• **Problem to solve**:
Pull each line containing "index" from the data.

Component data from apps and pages
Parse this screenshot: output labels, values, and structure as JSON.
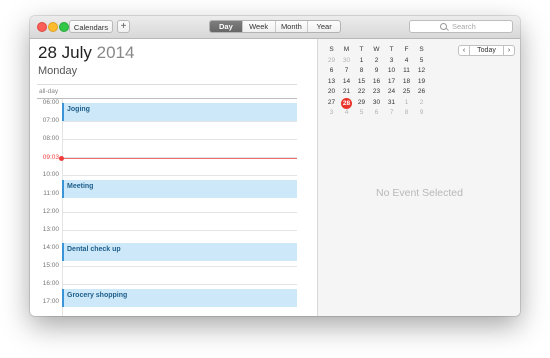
{
  "toolbar": {
    "calendars_label": "Calendars",
    "add_label": "+",
    "views": [
      {
        "label": "Day",
        "active": true
      },
      {
        "label": "Week",
        "active": false
      },
      {
        "label": "Month",
        "active": false
      },
      {
        "label": "Year",
        "active": false
      }
    ],
    "search_placeholder": "Search"
  },
  "day": {
    "date_text": "28 July",
    "year_text": "2014",
    "weekday": "Monday",
    "allday_label": "all-day"
  },
  "timeline": {
    "hours": [
      "06:00",
      "07:00",
      "08:00",
      "",
      "10:00",
      "11:00",
      "12:00",
      "13:00",
      "14:00",
      "15:00",
      "16:00",
      "17:00"
    ],
    "now_label": "09:03",
    "events": [
      {
        "title": "Joging",
        "start": "06:00",
        "end": "07:00"
      },
      {
        "title": "Meeting",
        "start": "10:15",
        "end": "11:15"
      },
      {
        "title": "Dental check up",
        "start": "13:45",
        "end": "14:45"
      },
      {
        "title": "Grocery shopping",
        "start": "16:15",
        "end": "17:15"
      }
    ]
  },
  "mini_calendar": {
    "weekdays": [
      "S",
      "M",
      "T",
      "W",
      "T",
      "F",
      "S"
    ],
    "weeks": [
      [
        {
          "d": "29",
          "dim": true
        },
        {
          "d": "30",
          "dim": true
        },
        {
          "d": "1"
        },
        {
          "d": "2"
        },
        {
          "d": "3"
        },
        {
          "d": "4"
        },
        {
          "d": "5"
        }
      ],
      [
        {
          "d": "6"
        },
        {
          "d": "7"
        },
        {
          "d": "8"
        },
        {
          "d": "9"
        },
        {
          "d": "10"
        },
        {
          "d": "11"
        },
        {
          "d": "12"
        }
      ],
      [
        {
          "d": "13"
        },
        {
          "d": "14"
        },
        {
          "d": "15"
        },
        {
          "d": "16"
        },
        {
          "d": "17"
        },
        {
          "d": "18"
        },
        {
          "d": "19"
        }
      ],
      [
        {
          "d": "20"
        },
        {
          "d": "21"
        },
        {
          "d": "22"
        },
        {
          "d": "23"
        },
        {
          "d": "24"
        },
        {
          "d": "25"
        },
        {
          "d": "26"
        }
      ],
      [
        {
          "d": "27"
        },
        {
          "d": "28",
          "today": true
        },
        {
          "d": "29"
        },
        {
          "d": "30"
        },
        {
          "d": "31"
        },
        {
          "d": "1",
          "dim": true
        },
        {
          "d": "2",
          "dim": true
        }
      ],
      [
        {
          "d": "3",
          "dim": true
        },
        {
          "d": "4",
          "dim": true
        },
        {
          "d": "5",
          "dim": true
        },
        {
          "d": "6",
          "dim": true
        },
        {
          "d": "7",
          "dim": true
        },
        {
          "d": "8",
          "dim": true
        },
        {
          "d": "9",
          "dim": true
        }
      ]
    ],
    "today_button": "Today",
    "prev_glyph": "‹",
    "next_glyph": "›"
  },
  "detail": {
    "empty_text": "No Event Selected"
  },
  "colors": {
    "event_fill": "#cde8f8",
    "event_border": "#3a95d6",
    "now_red": "#f03c3c",
    "today_red": "#e9352b"
  }
}
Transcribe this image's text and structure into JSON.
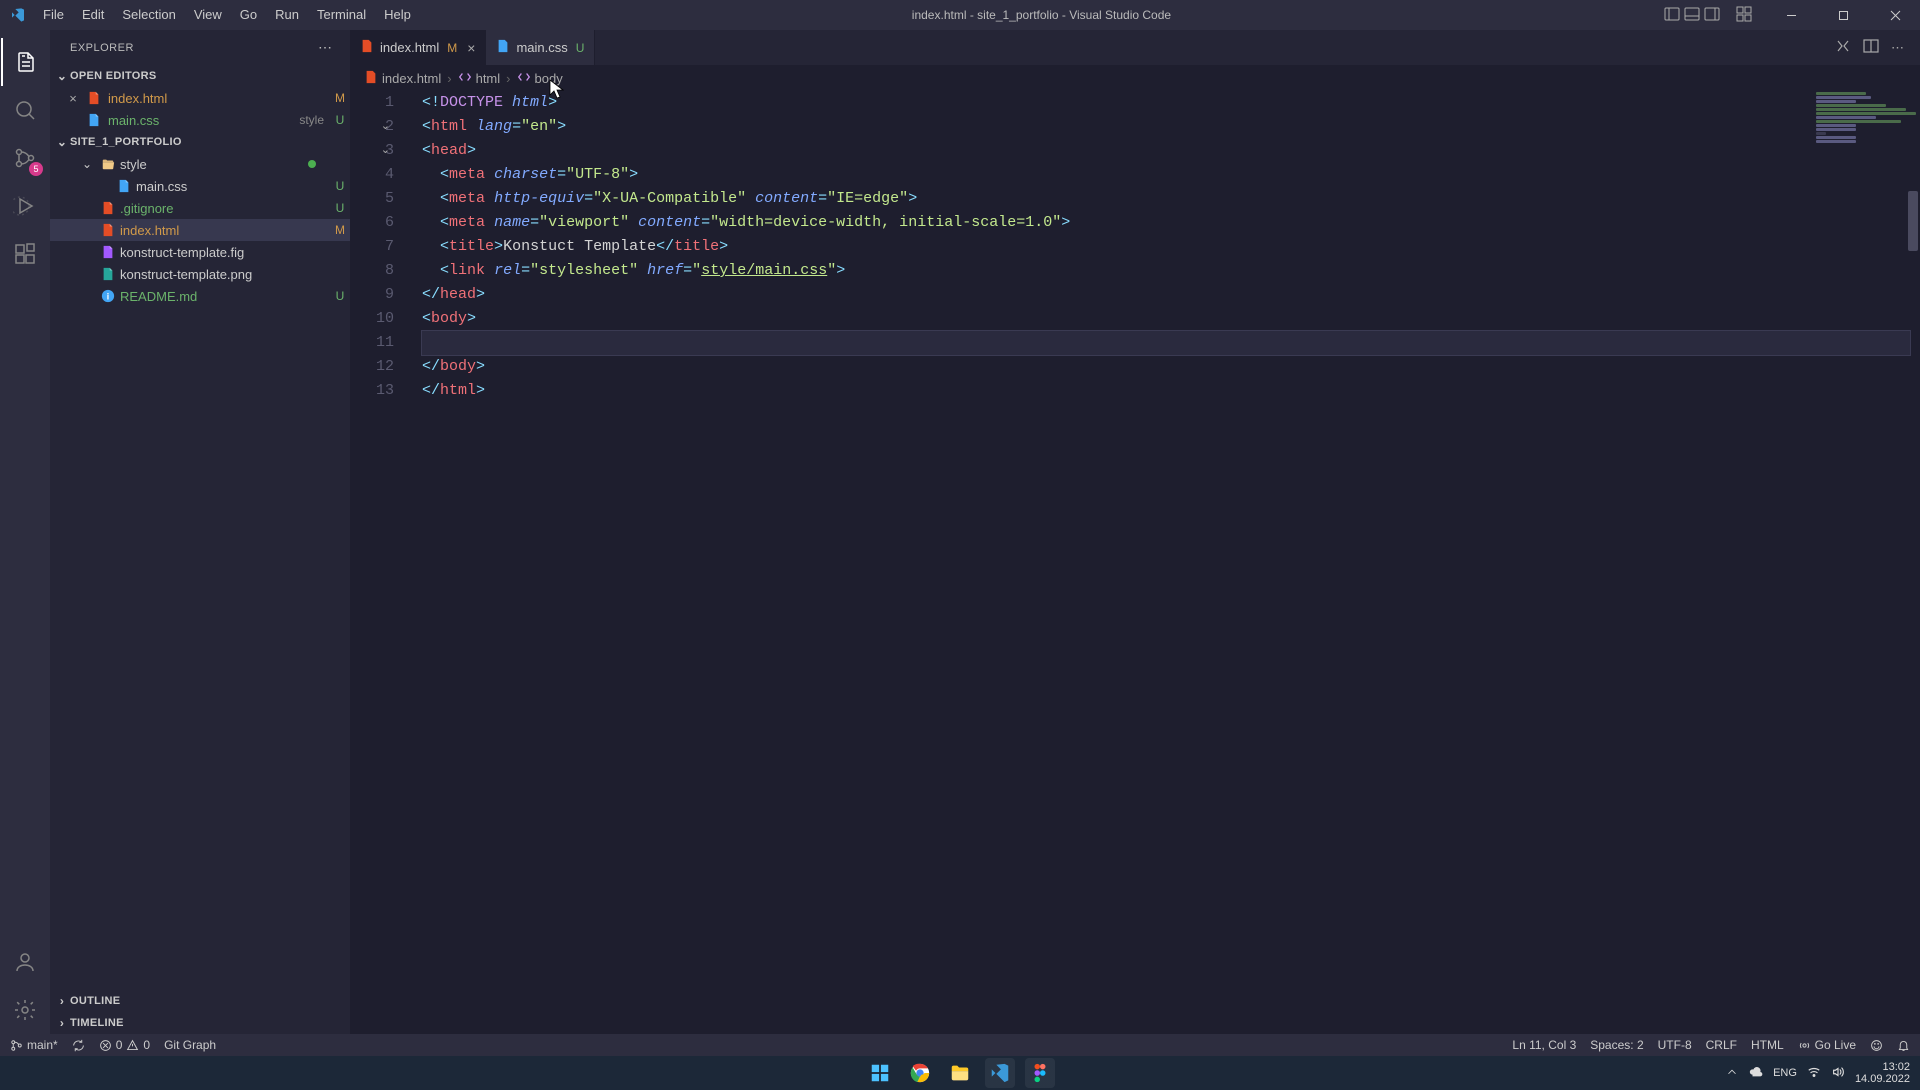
{
  "titlebar": {
    "menus": [
      "File",
      "Edit",
      "Selection",
      "View",
      "Go",
      "Run",
      "Terminal",
      "Help"
    ],
    "title": "index.html - site_1_portfolio - Visual Studio Code"
  },
  "activitybar": {
    "scm_badge": "5"
  },
  "sidebar": {
    "title": "EXPLORER",
    "openEditors": {
      "label": "OPEN EDITORS",
      "items": [
        {
          "name": "index.html",
          "status": "M",
          "statusClass": "c-m",
          "hasClose": true
        },
        {
          "name": "main.css",
          "dim": "style",
          "status": "U",
          "statusClass": "c-u"
        }
      ]
    },
    "project": {
      "label": "SITE_1_PORTFOLIO",
      "tree": [
        {
          "indent": 1,
          "type": "folder-open",
          "name": "style",
          "greenDot": true
        },
        {
          "indent": 2,
          "type": "css",
          "name": "main.css",
          "status": "U",
          "statusClass": "c-u"
        },
        {
          "indent": 1,
          "type": "git",
          "name": ".gitignore",
          "status": "U",
          "statusClass": "c-u",
          "nameClass": "c-u"
        },
        {
          "indent": 1,
          "type": "html",
          "name": "index.html",
          "status": "M",
          "statusClass": "c-m",
          "nameClass": "c-m",
          "selected": true
        },
        {
          "indent": 1,
          "type": "fig",
          "name": "konstruct-template.fig"
        },
        {
          "indent": 1,
          "type": "img",
          "name": "konstruct-template.png"
        },
        {
          "indent": 1,
          "type": "info",
          "name": "README.md",
          "status": "U",
          "statusClass": "c-u",
          "nameClass": "c-u"
        }
      ]
    },
    "outline": "OUTLINE",
    "timeline": "TIMELINE"
  },
  "tabs": [
    {
      "name": "index.html",
      "status": "M",
      "statusClass": "c-m",
      "active": true,
      "close": true,
      "iconColor": "#e44d26"
    },
    {
      "name": "main.css",
      "status": "U",
      "statusClass": "c-u",
      "iconColor": "#42a5f5"
    }
  ],
  "breadcrumb": {
    "items": [
      {
        "icon": "html",
        "label": "index.html"
      },
      {
        "icon": "tag",
        "label": "html"
      },
      {
        "icon": "tag",
        "label": "body"
      }
    ]
  },
  "code": {
    "lines": [
      {
        "n": 1,
        "html": "<span class='p-punc'>&lt;!</span><span class='p-kw'>DOCTYPE</span> <span class='p-attr'>html</span><span class='p-punc'>&gt;</span>"
      },
      {
        "n": 2,
        "fold": true,
        "html": "<span class='p-punc'>&lt;</span><span class='p-tag'>html</span> <span class='p-attr'>lang</span><span class='p-punc'>=</span><span class='p-str'>\"en\"</span><span class='p-punc'>&gt;</span>"
      },
      {
        "n": 3,
        "fold": true,
        "html": "<span class='p-punc'>&lt;</span><span class='p-tag'>head</span><span class='p-punc'>&gt;</span>"
      },
      {
        "n": 4,
        "html": "  <span class='p-punc'>&lt;</span><span class='p-tag'>meta</span> <span class='p-attr'>charset</span><span class='p-punc'>=</span><span class='p-str'>\"UTF-8\"</span><span class='p-punc'>&gt;</span>"
      },
      {
        "n": 5,
        "html": "  <span class='p-punc'>&lt;</span><span class='p-tag'>meta</span> <span class='p-attr'>http-equiv</span><span class='p-punc'>=</span><span class='p-str'>\"X-UA-Compatible\"</span> <span class='p-attr'>content</span><span class='p-punc'>=</span><span class='p-str'>\"IE=edge\"</span><span class='p-punc'>&gt;</span>"
      },
      {
        "n": 6,
        "html": "  <span class='p-punc'>&lt;</span><span class='p-tag'>meta</span> <span class='p-attr'>name</span><span class='p-punc'>=</span><span class='p-str'>\"viewport\"</span> <span class='p-attr'>content</span><span class='p-punc'>=</span><span class='p-str'>\"width=device-width, initial-scale=1.0\"</span><span class='p-punc'>&gt;</span>"
      },
      {
        "n": 7,
        "html": "  <span class='p-punc'>&lt;</span><span class='p-tag'>title</span><span class='p-punc'>&gt;</span>Konstuct Template<span class='p-punc'>&lt;/</span><span class='p-tag'>title</span><span class='p-punc'>&gt;</span>"
      },
      {
        "n": 8,
        "html": "  <span class='p-punc'>&lt;</span><span class='p-tag'>link</span> <span class='p-attr'>rel</span><span class='p-punc'>=</span><span class='p-str'>\"stylesheet\"</span> <span class='p-attr'>href</span><span class='p-punc'>=</span><span class='p-str'>\"<span class='p-underline'>style/main.css</span>\"</span><span class='p-punc'>&gt;</span>"
      },
      {
        "n": 9,
        "html": "<span class='p-punc'>&lt;/</span><span class='p-tag'>head</span><span class='p-punc'>&gt;</span>"
      },
      {
        "n": 10,
        "html": "<span class='p-punc'>&lt;</span><span class='p-tag'>body</span><span class='p-punc'>&gt;</span>"
      },
      {
        "n": 11,
        "current": true,
        "html": "  "
      },
      {
        "n": 12,
        "html": "<span class='p-punc'>&lt;/</span><span class='p-tag'>body</span><span class='p-punc'>&gt;</span>"
      },
      {
        "n": 13,
        "html": "<span class='p-punc'>&lt;/</span><span class='p-tag'>html</span><span class='p-punc'>&gt;</span>"
      }
    ]
  },
  "status": {
    "branch": "main*",
    "errors": "0",
    "warnings": "0",
    "gitgraph": "Git Graph",
    "lncol": "Ln 11, Col 3",
    "spaces": "Spaces: 2",
    "encoding": "UTF-8",
    "eol": "CRLF",
    "lang": "HTML",
    "golive": "Go Live"
  },
  "taskbar": {
    "lang": "ENG",
    "time": "13:02",
    "date": "14.09.2022"
  }
}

• **Result of the task**:
    "title": "index.html - site_1_portfolio - Visual Studio Code"
          "name": "index.html",
          "name": "index.html",
      "name": "index.html",
        "label": "index.html"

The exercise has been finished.